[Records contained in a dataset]
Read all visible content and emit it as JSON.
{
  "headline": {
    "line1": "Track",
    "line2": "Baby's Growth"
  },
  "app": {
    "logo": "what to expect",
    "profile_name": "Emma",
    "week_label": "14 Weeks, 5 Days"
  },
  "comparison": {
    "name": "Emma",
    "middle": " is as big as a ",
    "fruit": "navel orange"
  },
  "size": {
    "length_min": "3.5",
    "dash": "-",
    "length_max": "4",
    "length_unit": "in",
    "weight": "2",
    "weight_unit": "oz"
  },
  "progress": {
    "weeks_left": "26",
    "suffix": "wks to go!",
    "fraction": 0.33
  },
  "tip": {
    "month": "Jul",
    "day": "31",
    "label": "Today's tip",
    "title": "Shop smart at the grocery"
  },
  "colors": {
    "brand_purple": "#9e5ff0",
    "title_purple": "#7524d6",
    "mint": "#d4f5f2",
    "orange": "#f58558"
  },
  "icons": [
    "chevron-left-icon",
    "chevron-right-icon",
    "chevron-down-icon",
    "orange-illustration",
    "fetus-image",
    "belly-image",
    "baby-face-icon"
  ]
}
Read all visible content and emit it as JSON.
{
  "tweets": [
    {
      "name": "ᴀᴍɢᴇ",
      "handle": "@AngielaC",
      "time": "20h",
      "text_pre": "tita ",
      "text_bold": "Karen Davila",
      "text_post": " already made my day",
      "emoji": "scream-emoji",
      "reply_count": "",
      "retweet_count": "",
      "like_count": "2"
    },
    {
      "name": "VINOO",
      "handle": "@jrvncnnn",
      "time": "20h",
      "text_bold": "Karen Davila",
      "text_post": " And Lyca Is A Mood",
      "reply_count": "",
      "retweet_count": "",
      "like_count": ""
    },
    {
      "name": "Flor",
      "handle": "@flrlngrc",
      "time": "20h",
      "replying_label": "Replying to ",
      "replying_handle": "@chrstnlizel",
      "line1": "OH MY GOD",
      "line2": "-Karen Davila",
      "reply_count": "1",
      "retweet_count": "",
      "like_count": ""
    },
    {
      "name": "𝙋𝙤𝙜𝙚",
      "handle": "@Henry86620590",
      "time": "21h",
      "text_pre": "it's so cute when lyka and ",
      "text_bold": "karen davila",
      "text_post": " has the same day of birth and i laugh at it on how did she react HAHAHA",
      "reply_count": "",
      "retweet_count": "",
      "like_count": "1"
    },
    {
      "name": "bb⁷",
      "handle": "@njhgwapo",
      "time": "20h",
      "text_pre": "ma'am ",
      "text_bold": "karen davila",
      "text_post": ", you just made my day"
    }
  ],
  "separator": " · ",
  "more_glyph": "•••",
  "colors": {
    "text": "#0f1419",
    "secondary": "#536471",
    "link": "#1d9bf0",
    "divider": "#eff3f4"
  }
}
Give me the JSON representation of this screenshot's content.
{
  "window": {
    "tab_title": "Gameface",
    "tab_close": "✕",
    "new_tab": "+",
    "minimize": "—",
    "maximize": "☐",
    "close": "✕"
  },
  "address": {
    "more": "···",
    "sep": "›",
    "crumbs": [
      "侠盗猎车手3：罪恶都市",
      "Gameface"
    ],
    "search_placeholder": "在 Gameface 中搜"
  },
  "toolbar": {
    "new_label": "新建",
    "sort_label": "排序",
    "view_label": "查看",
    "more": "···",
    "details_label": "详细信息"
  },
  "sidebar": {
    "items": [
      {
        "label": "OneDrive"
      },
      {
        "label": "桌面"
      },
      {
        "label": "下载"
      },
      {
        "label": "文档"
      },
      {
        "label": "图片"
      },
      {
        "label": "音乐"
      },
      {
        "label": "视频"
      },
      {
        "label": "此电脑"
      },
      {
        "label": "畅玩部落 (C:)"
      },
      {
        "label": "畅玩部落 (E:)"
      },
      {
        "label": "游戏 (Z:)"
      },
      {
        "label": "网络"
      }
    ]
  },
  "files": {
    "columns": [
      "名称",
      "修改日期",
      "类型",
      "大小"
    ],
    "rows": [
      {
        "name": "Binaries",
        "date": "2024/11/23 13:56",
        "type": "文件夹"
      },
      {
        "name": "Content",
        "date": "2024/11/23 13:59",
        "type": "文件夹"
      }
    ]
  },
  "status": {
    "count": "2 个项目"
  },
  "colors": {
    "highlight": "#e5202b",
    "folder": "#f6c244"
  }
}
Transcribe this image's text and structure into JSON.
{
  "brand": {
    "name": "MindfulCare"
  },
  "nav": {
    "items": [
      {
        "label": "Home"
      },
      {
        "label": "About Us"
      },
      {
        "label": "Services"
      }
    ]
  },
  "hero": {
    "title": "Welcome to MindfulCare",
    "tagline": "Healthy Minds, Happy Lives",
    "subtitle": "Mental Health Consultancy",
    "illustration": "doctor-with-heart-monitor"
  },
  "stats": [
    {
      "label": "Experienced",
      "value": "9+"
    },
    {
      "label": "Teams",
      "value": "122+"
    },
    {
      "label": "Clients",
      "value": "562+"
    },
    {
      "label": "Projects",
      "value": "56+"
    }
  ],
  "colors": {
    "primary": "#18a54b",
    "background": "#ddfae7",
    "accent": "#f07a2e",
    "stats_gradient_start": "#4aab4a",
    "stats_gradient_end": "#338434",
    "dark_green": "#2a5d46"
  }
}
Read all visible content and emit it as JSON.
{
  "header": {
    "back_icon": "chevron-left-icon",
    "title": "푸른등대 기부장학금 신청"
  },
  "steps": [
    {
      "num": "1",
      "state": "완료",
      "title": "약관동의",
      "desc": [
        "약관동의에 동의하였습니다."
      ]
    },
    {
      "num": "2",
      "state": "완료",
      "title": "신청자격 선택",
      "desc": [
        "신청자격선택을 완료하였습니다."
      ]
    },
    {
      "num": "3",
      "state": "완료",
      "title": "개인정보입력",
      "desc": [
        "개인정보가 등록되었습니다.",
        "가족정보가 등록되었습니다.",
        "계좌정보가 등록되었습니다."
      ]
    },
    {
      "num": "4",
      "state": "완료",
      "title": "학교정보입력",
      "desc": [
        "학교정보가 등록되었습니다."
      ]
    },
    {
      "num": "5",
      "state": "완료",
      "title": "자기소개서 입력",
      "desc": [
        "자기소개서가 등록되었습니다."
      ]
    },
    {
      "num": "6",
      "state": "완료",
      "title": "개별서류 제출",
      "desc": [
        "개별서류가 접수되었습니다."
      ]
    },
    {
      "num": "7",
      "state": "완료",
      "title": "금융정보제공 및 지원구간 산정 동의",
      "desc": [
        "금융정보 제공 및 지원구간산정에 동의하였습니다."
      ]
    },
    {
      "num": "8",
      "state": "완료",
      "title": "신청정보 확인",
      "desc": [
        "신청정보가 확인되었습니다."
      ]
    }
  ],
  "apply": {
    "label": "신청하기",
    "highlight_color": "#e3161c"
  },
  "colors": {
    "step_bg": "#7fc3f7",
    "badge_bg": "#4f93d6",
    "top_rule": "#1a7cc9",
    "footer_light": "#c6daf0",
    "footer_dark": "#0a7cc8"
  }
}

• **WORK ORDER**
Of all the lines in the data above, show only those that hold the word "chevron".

• **ANSWER TO THE PROBLEM**
    "chevron-left-icon",
    "chevron-right-icon",
    "chevron-down-icon",
    "back_icon": "chevron-left-icon",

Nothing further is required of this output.